Adult wolves have 42 teeth. There are 20 teeth in the upper jaw (6 incisors, 2 canine, 8 premolars, and 4 molars), and 22 teeth in the lower jaw (incisors, 2 canine, 8 premolars, and 6 molars). The canine teeth, or fangs, can be 2.5 inches long and are used for puncturing and gripping their prey. The front incisors are for nibbling small pieces of meat off the bone; the sharp carnassial teeth work like scissors to sheer meat away from bones. Molars are for grinding and crushing.

Bigger teeth also make for a bigger toothy grin!

Tuesday, October 9, 2018

Think of Wolves This Election Day

The midterm elections are on November 6.

Voting is one of the most important things we can do to protect wolves, wildlife, and the environment.
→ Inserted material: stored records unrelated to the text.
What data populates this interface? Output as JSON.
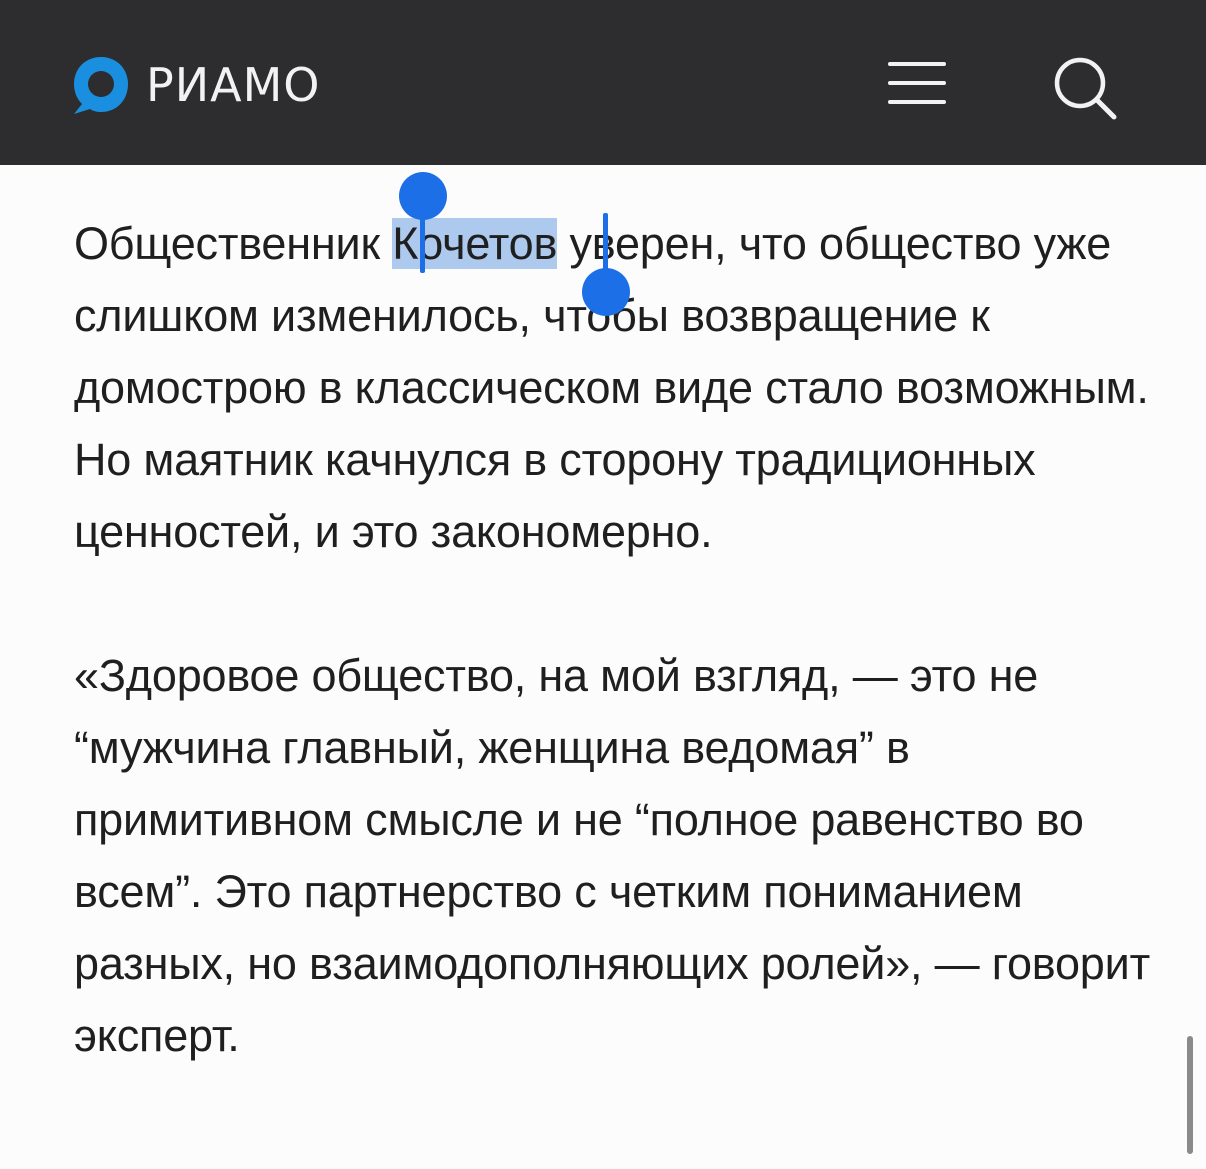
{
  "header": {
    "brand": "PИAMO",
    "icons": {
      "menu": "hamburger-menu-icon",
      "search": "search-icon",
      "logo": "logo-mark-icon"
    },
    "colors": {
      "background": "#2d2d2f",
      "logo_accent": "#1a8fe0",
      "foreground": "#f2f2f2"
    }
  },
  "article": {
    "paragraph1": {
      "before": "Общественник ",
      "selected": "Кочетов",
      "after": " уверен, что общество уже слишком изменилось, чтобы возвращение к домострою в классическом виде стало возможным. Но маятник качнулся в сторону традиционных ценностей, и это закономерно."
    },
    "paragraph2": "«Здоровое общество, на мой взгляд, — это не “мужчина главный, женщина ведомая” в примитивном смысле и не “полное равенство во всем”. Это партнерство с четким пониманием разных, но взаимодополняющих ролей», — говорит эксперт."
  },
  "selection": {
    "color": "#1c6fe6"
  }
}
We can’t tell you who to vote for, but we encourage you to research your candidates’ positions and voting records on the issues that matter to you.

Learn how current members of Congress voted on key conservation issues HERE.

To make your voice heard you must VOTE on November 6!

Monday, October 8, 2018

For Wolves, Song is Social Glue

Although wolves use varied vocalizations to express themselves, their howl is the most famous. Howling helps keep family members (or pack-mates) together.

Wolves can howl to locate other wolves, advertise the size of their pack or territory, to warn other family members of danger using a bark howl, and more.

But do wolves ever just sing to make music, as we do?

During a recent interview author, Brenda Peterson asked Wolf Conservation Center co-founder Hélène Grimaud this question. Here is what Helene said:

“One of the most intriguing elements of wolf howling is what scientists call social glue. This spreading of good feeling like humans singing around a campfire, feeling closer to one another—it’s that same idea: you howl or harmonize and so reaffirm your social bonds with one another. That’s not surprising. Any pack animal really depends upon the others to survive.”

Friday, October 5, 2018

Essential. Endangered. Extremely Chatty Red Wolf.

Did you know that wolves across the world speak in 21 different dialects, with differences depending both on species and location?

The largest-ever study of howling in the 'canid' family of species – which includes wolves, jackals, and domestic dogs – has shown that the various species and subspecies have distinguishing repertoires of howling, or "vocal fingerprints".

The characteristic howls of red wolves usually include a series of barks, yips, and sometimes growling, especially when voiced in alarm. The red wolf’s howl sounds somewhat similar to a coyote’s, but is often lower pitched and lasts longer.

More via PHYS.ORG.

Thursday, October 4, 2018

Fifty Wolves Howl to the Night

Nobody does night better than wolves.

Tuesday, October 2, 2018

Arctic Angel

Thank you, Bria, and all of Atka's friends who've mourned his passing. Atka is an Inuit name meaning guardian spirit, and his brilliant spirit lives on in those whose hearts he warmed, minds he opened, and souls he touched.

Atka worked to create a better world for wolves, and so will we.